Canterbury DHB

Context

Anxiety in Cancer Patients

Anxiety symptoms are common in people with cancer. The presence of these may not necessarily present a clinical problem, and in many could be considered part of a ‘normal’ reaction. However, the rate of diagnostically-significant anxiety disorders ranges from 10-30%.

Clinically significant disorders likely to arise include panic disorder, adjustment disorders, phobic disorders, and conditioned responses such as anticipatory nausea.

As with depression (see below), the applicability of traditional diagnostic criteria is complicated by cancer symptoms and treatment.

Duration of symptoms is usually important in distinguishing between normal anxiety in the face of a threat, and clinically significant anxiety.

Level of functional disruption is another dimension to consider. Highly disrupted concentration, psychomotor agitation, impaired social functioning, and other activities of daily living should be appraised, along with avoidance and checking behaviours, or evidence of seeking excessive reassurance.
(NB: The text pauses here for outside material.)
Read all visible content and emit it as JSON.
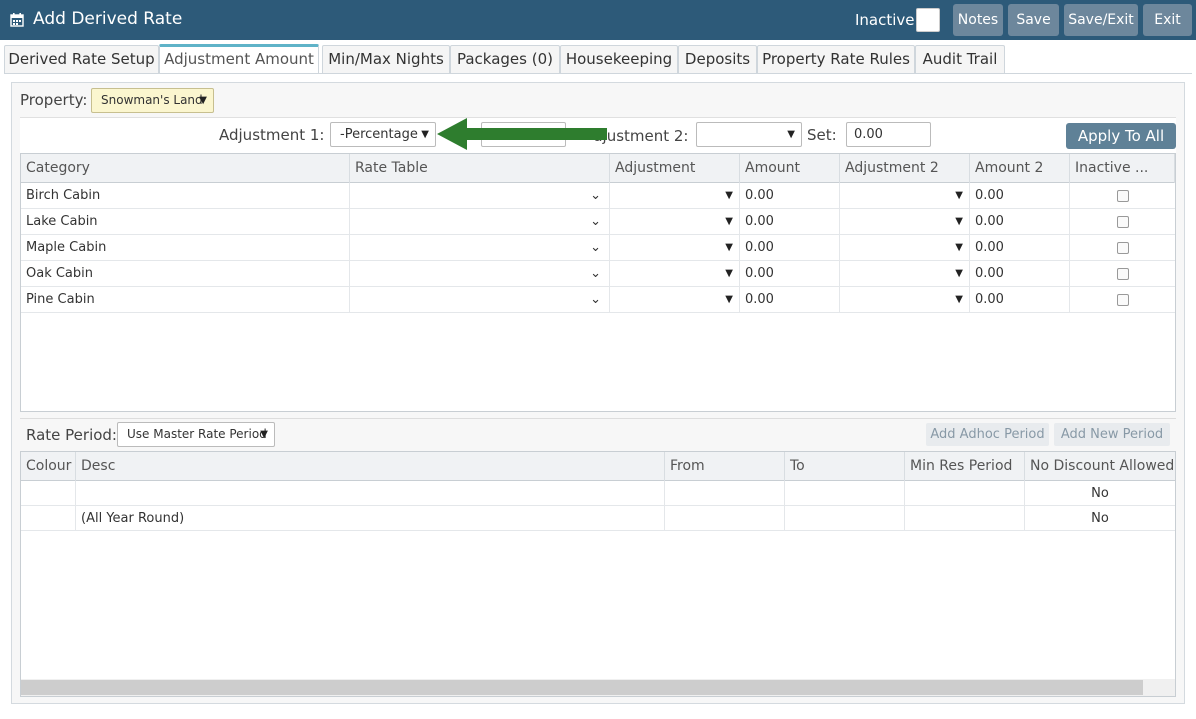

Anxiety can often co-occur with depression, and treatment of this latter condition can dramatically improve anxiety.

A range of psychological and pharmacological treatments have been found to be relatively effective in cancer patients with anxiety disorders.

Unless urgency dictates otherwise, referral for a fuller assessment of symptoms and diagnostic work-up can be made to the Clinical Psychologists (email) in the first instance. A brief written referral is preferred (especially for Haematology Outpatients), although verbal referrals in the context of ward rounds/reviews are acceptable. More specialised reviews by others (e.g. Psychiatrists) will be arranged where requested or indicated. Cover for referrals (in hours) is provided by the Psychiatric Consultation-Liaison Service (ph 3638-100). Psychiatric emergencies out-of-hours should be referred to the on-call Psychiatric Emergency Service (3640-482).

In This Section

Drug Treatment of Anxiety in Patients with Cancer

Drug Treatment of Anxiety in Patients with Cancer

Where drug treatment is being considered, several drugs can be used to treat anxiety in patients with cancer, although again there is little systematic evidence as to what is effective. The following medications might be considered.

Antidepressants

About this Canterbury DHB document (5048):

Document Owner:

Sean Macpherson (see Who's Who)

Issue Date:

January 2019

Next Review:

January 2022

Keywords:

Note: Only the electronic version is controlled. Once printed, this is no longer a controlled document. Disclaimer

Topic Code: 5048